The ruling is a direct challenge to the core holdings of the SCOTUS’s gun rights precedents, specifically the 2008 decision in District of Columbia v. Heller and the 2022 decision in New York State Rifle and Pistol Association v. Bruen. The lower court’s outright rejection of the higher court’s Second Amendment jurisprudence could provoke the SCOTUS to take up the case and issue a rebuke, mirroring its actions in the 2016 case Caetano v. Massachusetts.

In Heller, the majority wrote that “there seems to be no doubt” that the Second Amendment protects an individual’s right to keep and bear arms. Similarly, in Bruen, the court ruled that the Second and Fourteenth Amendments protect the right to carry a handgun for self-defense outside the home. This history-based test for gun laws to be compatible with Second Amendment protections has been called into question by the Hawaiian court.

The Hawaiian judges argued that the standard outlined in Heller and Bruen should be discarded, citing a line from a popular HBO drama. This dismissal of American history and tradition in favor of their own interpretation of the state’s pre-American history is concerning. The court stated that “the spirit of Aloha clashes with a federally-mandated lifestyle that allows citizens to walk around with deadly weapons during day-to-day activities.” This statement disregards the fundamental right to self-defense and protection of one’s family and property.


In addition to rejecting federalism principles and disregarding the Second Amendment’s protections, the court also ruled that the defendant did not have standing to challenge the state’s gun-carry permitting law because he had not yet applied for a permit. This ruling is concerning for law-abiding citizens who may face similar situations in the future. The court’s justification for this decision, stating that the laws do not violate the defendant’s federal constitutional rights, is concerning and opens the door for further erosion of the Second Amendment.

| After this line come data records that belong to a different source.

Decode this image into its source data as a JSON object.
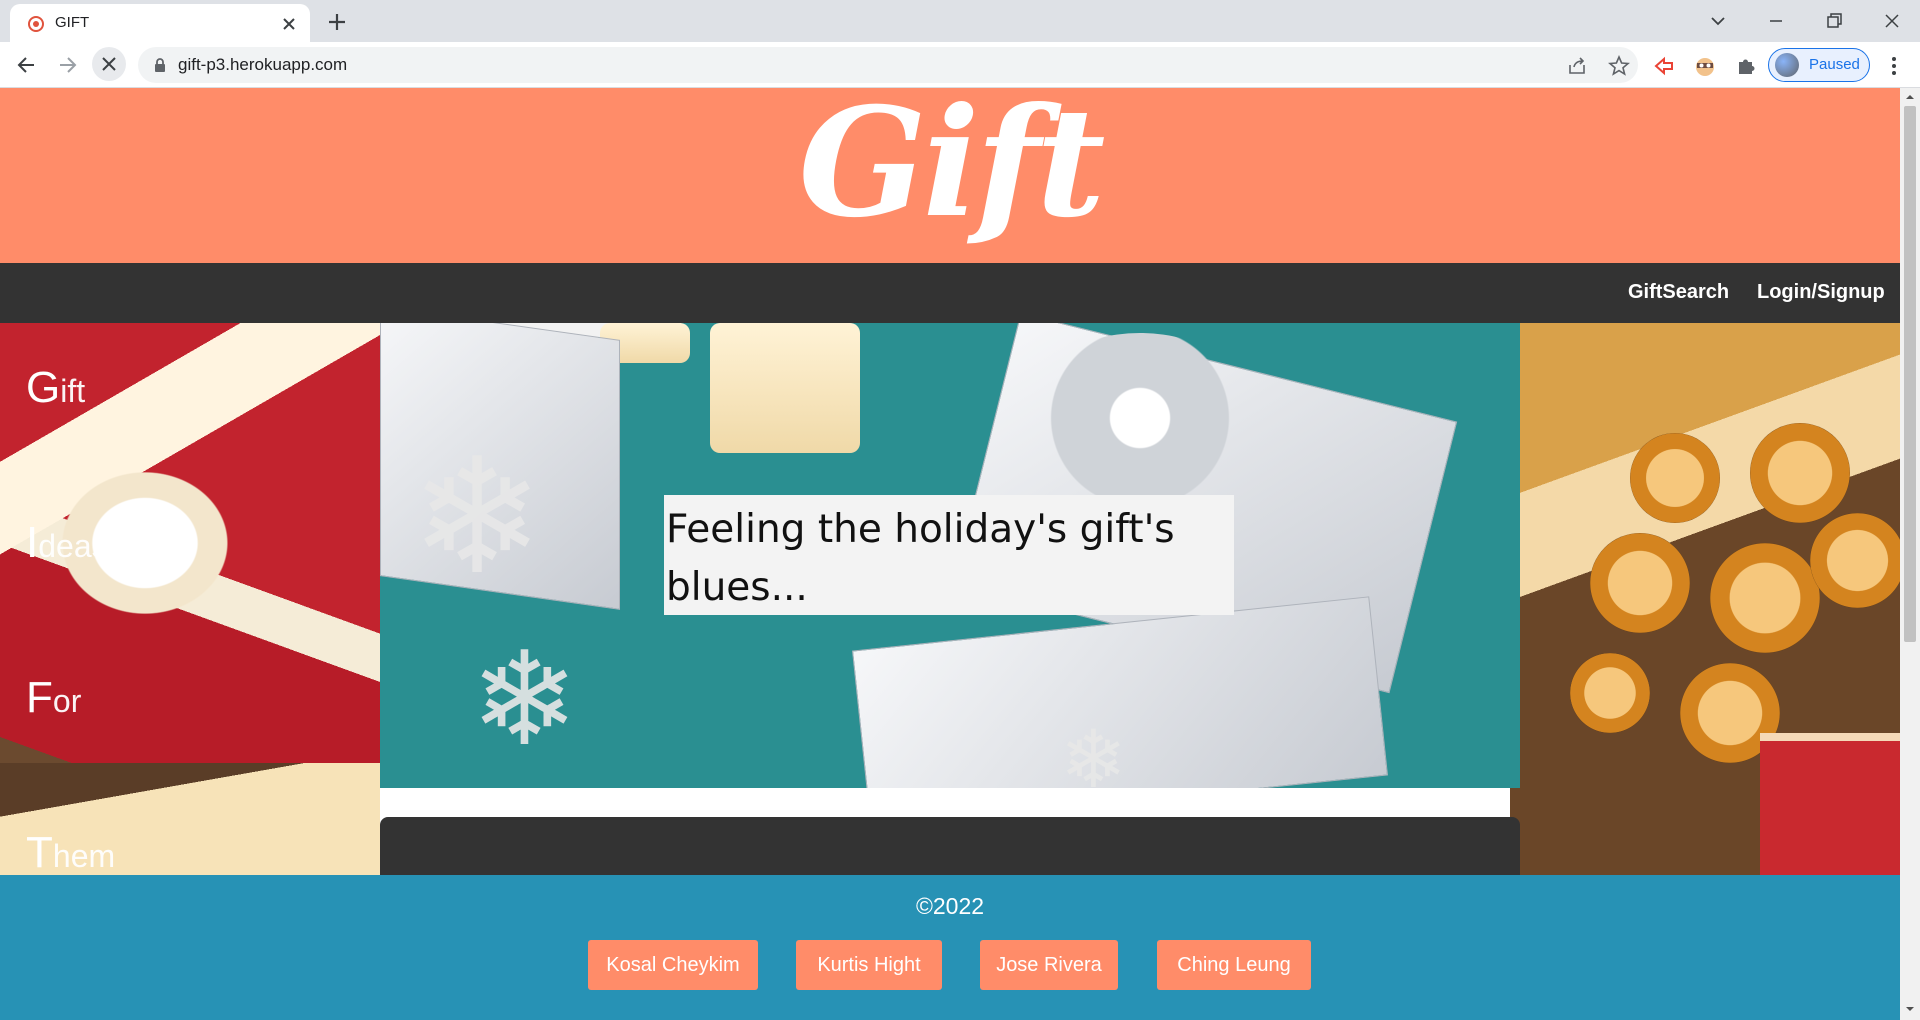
{
  "browser": {
    "tab_title": "GIFT",
    "url": "gift-p3.herokuapp.com",
    "profile_label": "Paused"
  },
  "site": {
    "logo": "Gift",
    "nav": {
      "items": [
        "GiftSearch",
        "Login/Signup"
      ]
    },
    "side_words": [
      {
        "cap": "G",
        "rest": "ift"
      },
      {
        "cap": "I",
        "rest": "deas"
      },
      {
        "cap": "F",
        "rest": "or"
      },
      {
        "cap": "T",
        "rest": "hem"
      }
    ],
    "hero_caption": "Feeling the holiday's gift's blues...",
    "footer": {
      "copyright": "©2022",
      "authors": [
        "Kosal Cheykim",
        "Kurtis Hight",
        "Jose Rivera",
        "Ching Leung"
      ]
    }
  },
  "colors": {
    "header": "#ff8c69",
    "nav": "#333333",
    "footer": "#2792b5",
    "author_button": "#ff8c69"
  }
}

This ruling has caused outrage among gun rights advocates and conservatives across the nation. It undermines the individual’s right to self-defense and protection and goes against the core principles of the United States Constitution. The court’s decision to reject established Supreme Court precedent and interpret the state’s constitution in its own way sets a dangerous precedent for other states to do the same. The SCOTUS needs to take up this case and overturn the Hawaiian Supreme Court’s ruling to protect the rights and freedoms of all Americans.

Not only does this ruling affect the rights of Hawaiians, but it also has broader implications for the Second Amendment as a whole. If state courts are allowed to disregard established federal precedents and interpret the Second Amendment as they see fit, the fundamental right to keep and bear arms could be in jeopardy. It is up to the SCOTUS to ensure the protection of our rights and prevent further erosion of the Second Amendment.

The Hawaiian Supreme Court’s decision to uphold the gun-carry conviction of Christopher Wilson is a blatant disregard for the constitutional rights of American citizens. By rejecting established federal precedents and interpreting their state constitution as they see fit, they set a dangerous precedent for the erosion of the Second Amendment. The SCOTUS must protect the rights of all Americans, regardless of state lines. The Second Amendment exists to protect our right to self-defense and should not be undermined by state courts’ personal opinions.

The Reload